Iraq's Ministry of Planning said the country's poverty rate has increased to about 27 per cent after the central bank devalued the Iraqi dinar against the US dollar, the official al-Sabah newspaper reported.
"The devaluation of the Iraqi dinar pushed up the poverty rate to about 27 per cent, but the Ministry had completed a reform and recovery plan to respond to the economic and health crises," Xinhua news agency quoted Ministry spokesman Abdul-Zahara al-Hindawi as saying to al-Sabah on Monday.
The three-year plan (2021-2023) comprises three tracks: improving the private sector to boost the national economy, supporting public services, and addressing development gaps between provinces, according to al-Sabah.
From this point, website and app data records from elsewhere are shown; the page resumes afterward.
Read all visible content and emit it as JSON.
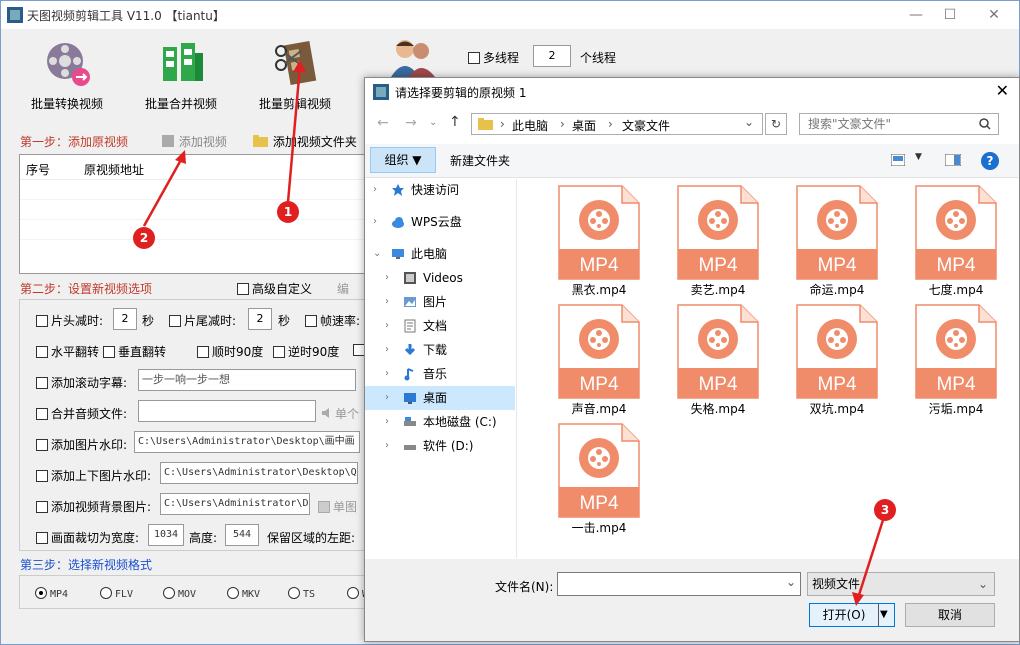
{
  "app": {
    "title": "天图视频剪辑工具 V11.0  【tiantu】",
    "toolbar": {
      "batch_convert": "批量转换视频",
      "batch_merge": "批量合并视频",
      "batch_cut": "批量剪辑视频",
      "multithread_label": "多线程",
      "thread_count": "2",
      "thread_unit": "个线程"
    },
    "step1": {
      "title": "第一步：添加原视频",
      "add_video": "添加视频",
      "add_folder": "添加视频文件夹",
      "table_headers": [
        "序号",
        "原视频地址"
      ]
    },
    "step2": {
      "title": "第二步：设置新视频选项",
      "advanced": "高级自定义",
      "edit": "编",
      "head_cut": "片头减时:",
      "head_val": "2",
      "sec1": "秒",
      "tail_cut": "片尾减时:",
      "tail_val": "2",
      "sec2": "秒",
      "fps": "帧速率:",
      "hflip": "水平翻转",
      "vflip": "垂直翻转",
      "rot_cw": "顺时90度",
      "rot_ccw": "逆时90度",
      "subtitle": "添加滚动字幕:",
      "subtitle_val": "一步一响一步一想",
      "merge_audio": "合并音频文件:",
      "single": "单个",
      "img_wm": "添加图片水印:",
      "img_wm_val": "C:\\Users\\Administrator\\Desktop\\画中画",
      "tb_wm": "添加上下图片水印:",
      "tb_wm_val": "C:\\Users\\Administrator\\Desktop\\Q",
      "bg_img": "添加视频背景图片:",
      "bg_img_val": "C:\\Users\\Administrator\\D",
      "single_img": "单图",
      "crop": "画面裁切为宽度:",
      "crop_w": "1034",
      "crop_h_label": "高度:",
      "crop_h": "544",
      "keep_left": "保留区域的左距:"
    },
    "step3": {
      "title": "第三步：选择新视频格式",
      "formats": [
        "MP4",
        "FLV",
        "MOV",
        "MKV",
        "TS",
        "W"
      ]
    }
  },
  "dialog": {
    "title": "请选择要剪辑的原视频 1",
    "path": [
      "此电脑",
      "桌面",
      "文豪文件"
    ],
    "search_placeholder": "搜索\"文豪文件\"",
    "organize": "组织 ▼",
    "new_folder": "新建文件夹",
    "nav": [
      {
        "label": "快速访问",
        "icon": "star-icon"
      },
      {
        "label": "WPS云盘",
        "icon": "cloud-icon"
      },
      {
        "label": "此电脑",
        "icon": "computer-icon"
      },
      {
        "label": "Videos",
        "icon": "video-folder-icon"
      },
      {
        "label": "图片",
        "icon": "pictures-folder-icon"
      },
      {
        "label": "文档",
        "icon": "documents-folder-icon"
      },
      {
        "label": "下载",
        "icon": "download-folder-icon"
      },
      {
        "label": "音乐",
        "icon": "music-folder-icon"
      },
      {
        "label": "桌面",
        "icon": "desktop-folder-icon"
      },
      {
        "label": "本地磁盘 (C:)",
        "icon": "drive-c-icon"
      },
      {
        "label": "软件 (D:)",
        "icon": "drive-d-icon"
      }
    ],
    "file_badge": "MP4",
    "files": [
      "黑衣.mp4",
      "卖艺.mp4",
      "命运.mp4",
      "七度.mp4",
      "声音.mp4",
      "失格.mp4",
      "双坑.mp4",
      "污垢.mp4",
      "一击.mp4"
    ],
    "filename_label": "文件名(N):",
    "filetype": "视频文件",
    "open": "打开(O)",
    "cancel": "取消"
  },
  "badges": [
    "1",
    "2",
    "3"
  ],
  "colors": {
    "mp4_accent": "#f08c6a",
    "annotation_red": "#e02020",
    "step_red": "#c0392b",
    "step_blue": "#1a4fd0"
  }
}
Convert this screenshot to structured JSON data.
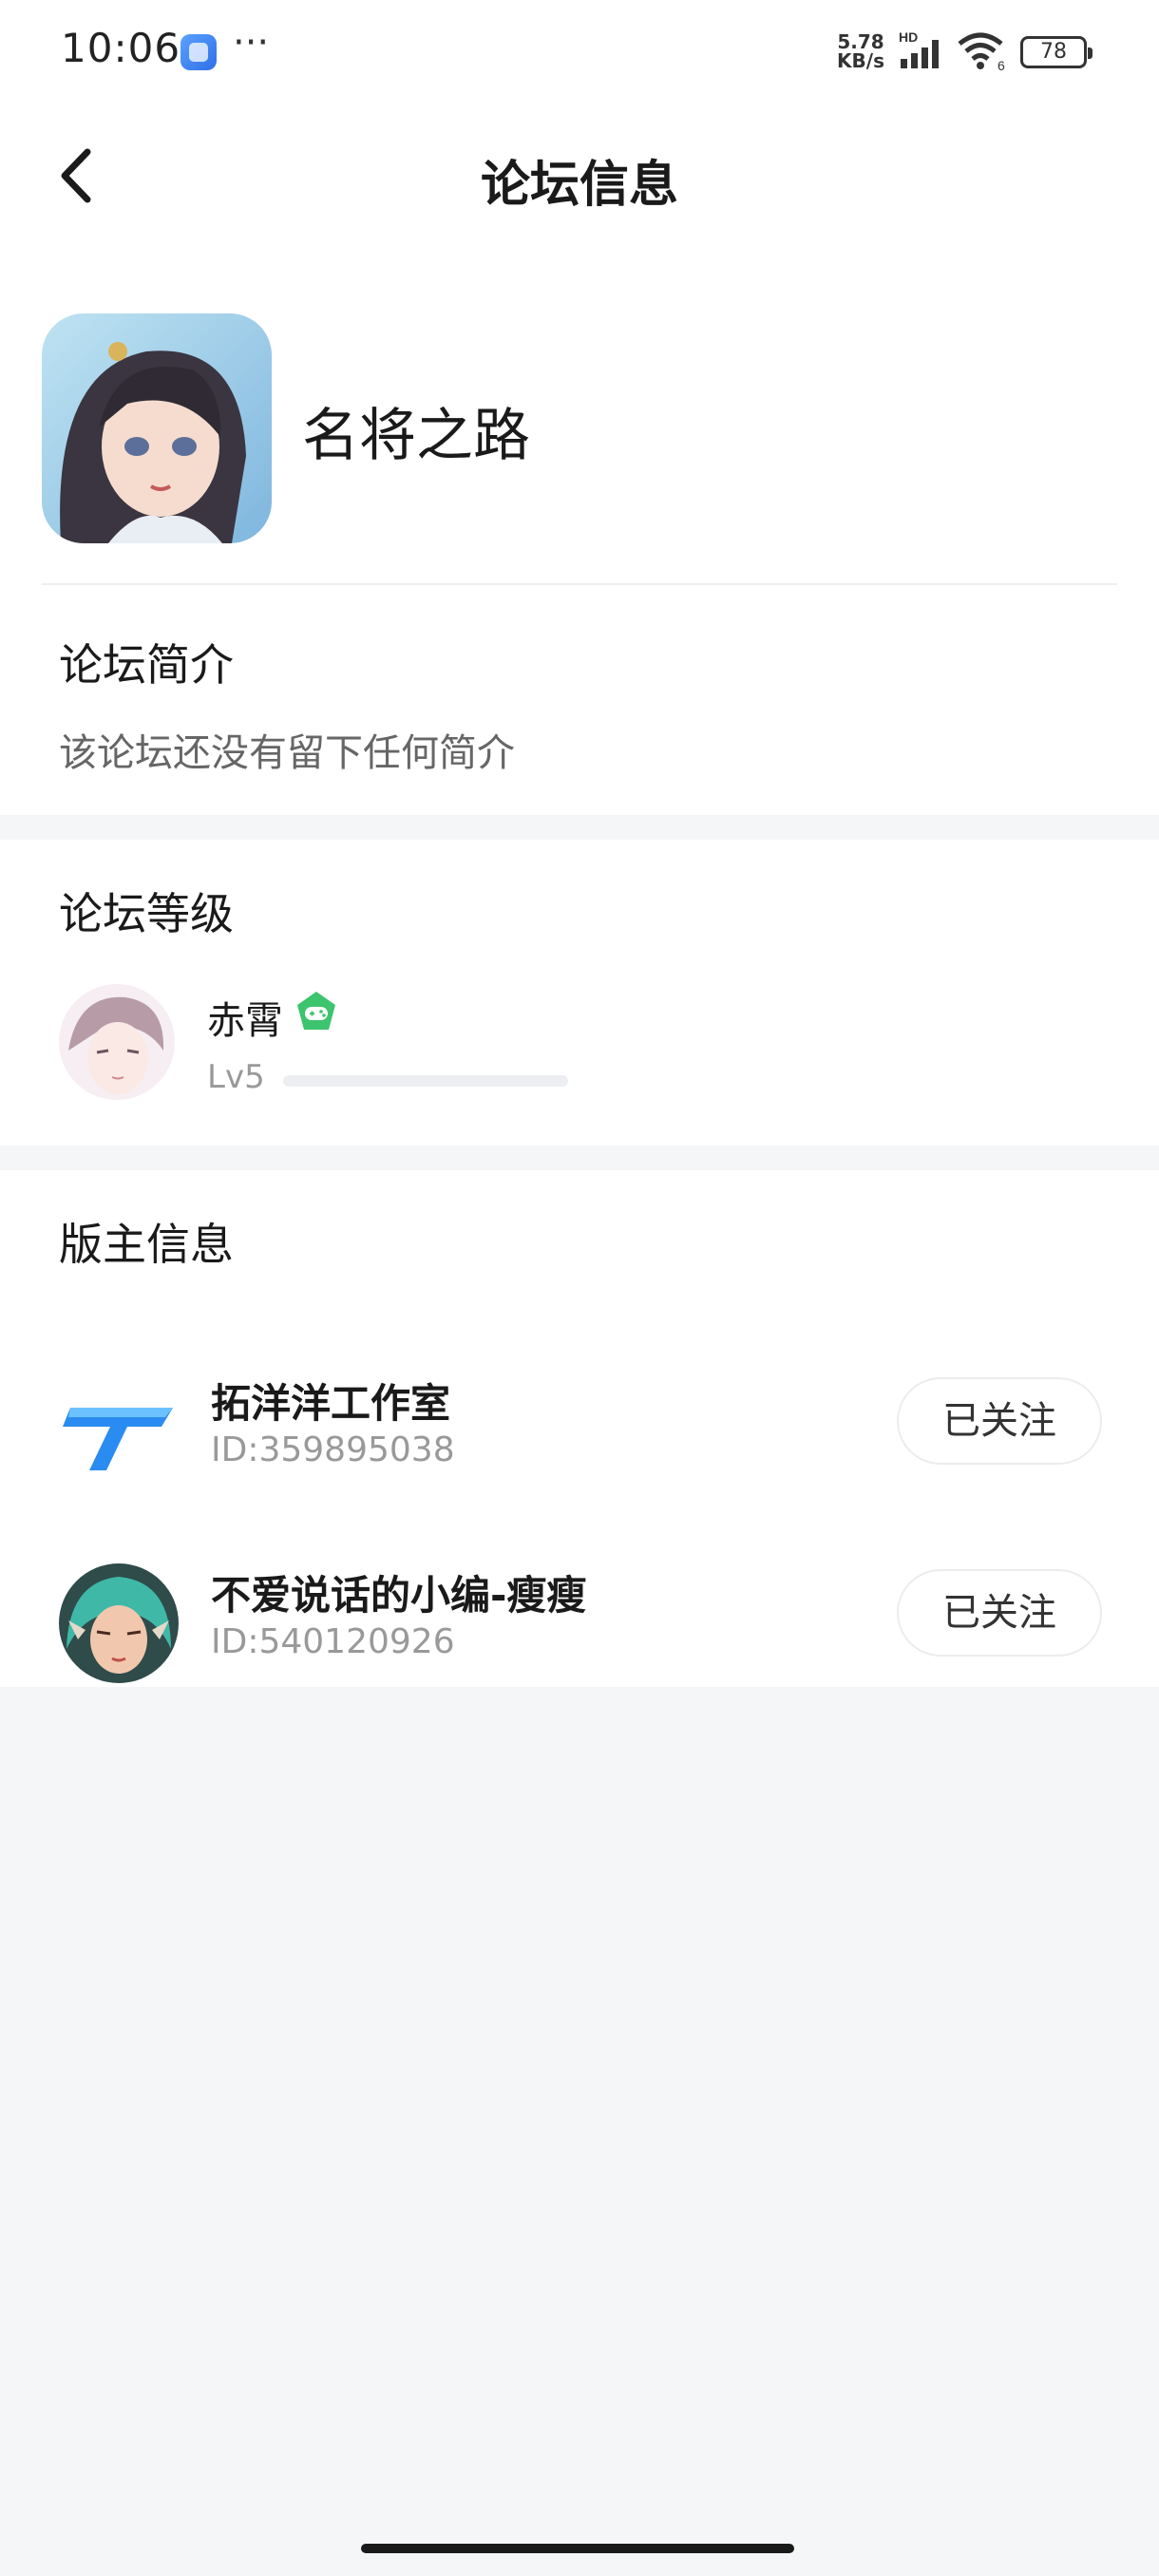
{
  "status_bar": {
    "time": "10:06",
    "more": "···",
    "net_speed_value": "5.78",
    "net_speed_unit": "KB/s",
    "signal_label": "HD",
    "wifi_label": "6",
    "battery": "78"
  },
  "header": {
    "title": "论坛信息"
  },
  "forum": {
    "name": "名将之路",
    "intro_title": "论坛简介",
    "intro_text": "该论坛还没有留下任何简介"
  },
  "level": {
    "section_title": "论坛等级",
    "user_name": "赤霄",
    "level_label": "Lv5",
    "progress": 0.0
  },
  "moderators": {
    "section_title": "版主信息",
    "items": [
      {
        "name": "拓洋洋工作室",
        "id": "ID:359895038",
        "follow_label": "已关注"
      },
      {
        "name": "不爱说话的小编-瘦瘦",
        "id": "ID:540120926",
        "follow_label": "已关注"
      }
    ]
  },
  "colors": {
    "background": "#f5f6f8",
    "card": "#ffffff",
    "badge_green": "#3cc46e",
    "brand_blue": "#2a8cf0"
  },
  "icons": {
    "back": "chevron-left-icon",
    "badge": "gamepad-badge-icon"
  }
}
On March 16, the Ministry said the poverty rate in Iraq reached 24.8 per cent in the second half of 2020, down from 31.7 per cent in the first half of the year under the impacts of the coronavirus pandemic.
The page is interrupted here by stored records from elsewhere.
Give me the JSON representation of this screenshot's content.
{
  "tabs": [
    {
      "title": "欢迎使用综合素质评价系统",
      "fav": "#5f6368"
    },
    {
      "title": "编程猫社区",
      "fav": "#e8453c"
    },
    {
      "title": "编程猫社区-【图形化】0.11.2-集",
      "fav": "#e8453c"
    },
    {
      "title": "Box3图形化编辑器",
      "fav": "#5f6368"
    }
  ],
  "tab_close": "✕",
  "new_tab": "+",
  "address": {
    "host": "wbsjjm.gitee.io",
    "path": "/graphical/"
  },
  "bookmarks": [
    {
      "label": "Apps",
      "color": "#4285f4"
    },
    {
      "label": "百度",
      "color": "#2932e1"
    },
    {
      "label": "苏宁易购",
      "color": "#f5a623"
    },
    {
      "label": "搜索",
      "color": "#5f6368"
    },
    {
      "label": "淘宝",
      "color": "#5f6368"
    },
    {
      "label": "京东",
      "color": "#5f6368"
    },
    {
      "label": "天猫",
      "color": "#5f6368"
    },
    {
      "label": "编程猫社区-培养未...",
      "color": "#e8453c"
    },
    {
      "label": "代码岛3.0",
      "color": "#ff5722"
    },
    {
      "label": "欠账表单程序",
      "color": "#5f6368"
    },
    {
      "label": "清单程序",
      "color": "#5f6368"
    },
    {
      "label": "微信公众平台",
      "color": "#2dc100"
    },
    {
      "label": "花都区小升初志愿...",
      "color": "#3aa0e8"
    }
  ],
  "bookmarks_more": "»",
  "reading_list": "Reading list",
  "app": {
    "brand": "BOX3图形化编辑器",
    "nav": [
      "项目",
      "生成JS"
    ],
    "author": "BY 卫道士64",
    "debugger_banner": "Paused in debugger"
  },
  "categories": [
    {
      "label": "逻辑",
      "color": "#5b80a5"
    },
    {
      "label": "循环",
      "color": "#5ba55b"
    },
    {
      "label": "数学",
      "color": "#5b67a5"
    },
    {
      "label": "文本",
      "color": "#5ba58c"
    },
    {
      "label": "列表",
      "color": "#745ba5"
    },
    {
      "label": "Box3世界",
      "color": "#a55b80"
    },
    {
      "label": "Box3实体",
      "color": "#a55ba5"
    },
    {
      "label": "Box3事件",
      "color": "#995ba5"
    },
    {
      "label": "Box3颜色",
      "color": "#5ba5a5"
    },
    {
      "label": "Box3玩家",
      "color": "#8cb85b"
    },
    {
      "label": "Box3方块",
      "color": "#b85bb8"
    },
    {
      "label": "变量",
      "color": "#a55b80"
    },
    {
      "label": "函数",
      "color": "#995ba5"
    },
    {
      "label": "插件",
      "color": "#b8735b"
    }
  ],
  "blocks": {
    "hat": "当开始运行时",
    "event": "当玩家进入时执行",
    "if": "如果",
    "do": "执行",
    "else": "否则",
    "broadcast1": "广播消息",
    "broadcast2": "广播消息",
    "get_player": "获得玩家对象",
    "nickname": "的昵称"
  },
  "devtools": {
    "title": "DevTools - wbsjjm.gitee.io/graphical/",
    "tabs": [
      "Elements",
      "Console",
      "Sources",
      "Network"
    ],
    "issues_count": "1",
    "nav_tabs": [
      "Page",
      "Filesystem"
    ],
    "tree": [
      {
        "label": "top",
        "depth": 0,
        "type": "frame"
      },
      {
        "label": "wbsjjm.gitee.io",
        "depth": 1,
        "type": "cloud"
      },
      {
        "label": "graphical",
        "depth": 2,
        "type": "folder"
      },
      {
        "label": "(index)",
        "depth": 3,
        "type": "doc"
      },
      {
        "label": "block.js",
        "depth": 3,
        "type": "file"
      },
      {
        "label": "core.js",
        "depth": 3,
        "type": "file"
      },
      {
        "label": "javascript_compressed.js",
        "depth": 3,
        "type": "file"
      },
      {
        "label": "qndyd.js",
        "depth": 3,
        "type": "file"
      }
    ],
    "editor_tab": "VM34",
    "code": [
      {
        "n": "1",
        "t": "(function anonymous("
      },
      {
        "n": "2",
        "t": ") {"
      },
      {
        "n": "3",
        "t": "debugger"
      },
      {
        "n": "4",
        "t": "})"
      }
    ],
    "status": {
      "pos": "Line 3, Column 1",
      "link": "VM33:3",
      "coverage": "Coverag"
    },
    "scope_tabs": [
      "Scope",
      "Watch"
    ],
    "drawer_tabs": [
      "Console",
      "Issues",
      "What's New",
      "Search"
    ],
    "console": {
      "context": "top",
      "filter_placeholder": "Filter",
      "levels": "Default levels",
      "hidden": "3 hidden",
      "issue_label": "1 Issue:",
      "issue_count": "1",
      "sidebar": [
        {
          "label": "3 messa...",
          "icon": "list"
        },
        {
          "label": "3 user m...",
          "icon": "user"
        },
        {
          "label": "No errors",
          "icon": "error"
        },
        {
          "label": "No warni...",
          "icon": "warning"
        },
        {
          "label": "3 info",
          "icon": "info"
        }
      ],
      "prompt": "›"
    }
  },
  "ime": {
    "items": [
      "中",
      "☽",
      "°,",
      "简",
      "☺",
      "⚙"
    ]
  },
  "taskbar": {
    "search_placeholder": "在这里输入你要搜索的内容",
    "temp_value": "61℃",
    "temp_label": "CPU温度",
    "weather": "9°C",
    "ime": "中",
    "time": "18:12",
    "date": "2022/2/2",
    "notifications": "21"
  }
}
The overall security situation has been relatively improved in Iraq since the defeat of the Islamic State group late in 2017.
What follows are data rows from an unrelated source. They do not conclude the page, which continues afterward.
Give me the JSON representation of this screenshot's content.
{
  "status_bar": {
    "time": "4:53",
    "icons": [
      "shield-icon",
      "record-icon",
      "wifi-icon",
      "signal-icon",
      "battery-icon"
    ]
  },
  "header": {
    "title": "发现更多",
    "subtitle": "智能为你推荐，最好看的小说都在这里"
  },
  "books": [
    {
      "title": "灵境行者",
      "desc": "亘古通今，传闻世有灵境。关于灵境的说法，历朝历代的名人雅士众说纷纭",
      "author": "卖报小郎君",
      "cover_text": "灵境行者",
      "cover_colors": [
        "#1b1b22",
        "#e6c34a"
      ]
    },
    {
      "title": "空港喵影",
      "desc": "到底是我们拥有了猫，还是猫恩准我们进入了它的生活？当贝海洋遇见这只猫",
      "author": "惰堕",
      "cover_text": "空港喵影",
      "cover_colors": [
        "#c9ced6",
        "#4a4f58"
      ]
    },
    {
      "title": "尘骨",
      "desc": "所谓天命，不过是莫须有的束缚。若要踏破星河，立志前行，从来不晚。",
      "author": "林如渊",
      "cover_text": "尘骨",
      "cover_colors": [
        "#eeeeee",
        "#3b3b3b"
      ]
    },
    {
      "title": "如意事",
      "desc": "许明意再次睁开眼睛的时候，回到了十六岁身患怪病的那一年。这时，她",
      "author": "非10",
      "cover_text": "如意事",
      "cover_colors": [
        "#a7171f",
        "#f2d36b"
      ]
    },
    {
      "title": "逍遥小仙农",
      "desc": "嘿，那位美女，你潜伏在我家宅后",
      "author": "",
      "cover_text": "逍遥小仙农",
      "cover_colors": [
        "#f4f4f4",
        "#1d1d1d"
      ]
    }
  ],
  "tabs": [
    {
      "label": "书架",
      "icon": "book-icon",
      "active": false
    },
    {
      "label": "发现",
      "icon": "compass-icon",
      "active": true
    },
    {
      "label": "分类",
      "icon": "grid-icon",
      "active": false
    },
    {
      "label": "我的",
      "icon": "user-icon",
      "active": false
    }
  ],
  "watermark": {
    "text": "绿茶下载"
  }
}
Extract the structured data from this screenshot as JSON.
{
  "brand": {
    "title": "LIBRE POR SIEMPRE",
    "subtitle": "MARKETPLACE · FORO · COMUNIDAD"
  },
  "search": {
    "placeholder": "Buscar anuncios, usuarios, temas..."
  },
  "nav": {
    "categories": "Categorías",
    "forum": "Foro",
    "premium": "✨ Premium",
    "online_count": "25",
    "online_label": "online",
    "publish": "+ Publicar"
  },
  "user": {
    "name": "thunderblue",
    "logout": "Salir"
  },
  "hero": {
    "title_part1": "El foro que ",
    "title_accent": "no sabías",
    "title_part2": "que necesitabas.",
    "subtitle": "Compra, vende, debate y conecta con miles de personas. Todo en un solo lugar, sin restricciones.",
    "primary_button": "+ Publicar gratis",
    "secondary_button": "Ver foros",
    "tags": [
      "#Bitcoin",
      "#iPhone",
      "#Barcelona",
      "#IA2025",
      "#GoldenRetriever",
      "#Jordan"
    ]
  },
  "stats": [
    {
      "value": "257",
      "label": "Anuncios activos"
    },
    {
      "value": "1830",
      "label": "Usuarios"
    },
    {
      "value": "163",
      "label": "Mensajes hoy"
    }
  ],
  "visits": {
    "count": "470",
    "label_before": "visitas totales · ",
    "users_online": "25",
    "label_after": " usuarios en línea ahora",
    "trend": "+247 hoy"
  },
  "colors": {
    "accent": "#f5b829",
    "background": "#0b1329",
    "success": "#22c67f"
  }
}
But significant challenges remain, including political and security maladies, economic instability, social unrest caused by high unemployment, eroded public services, and persistent low standards of living.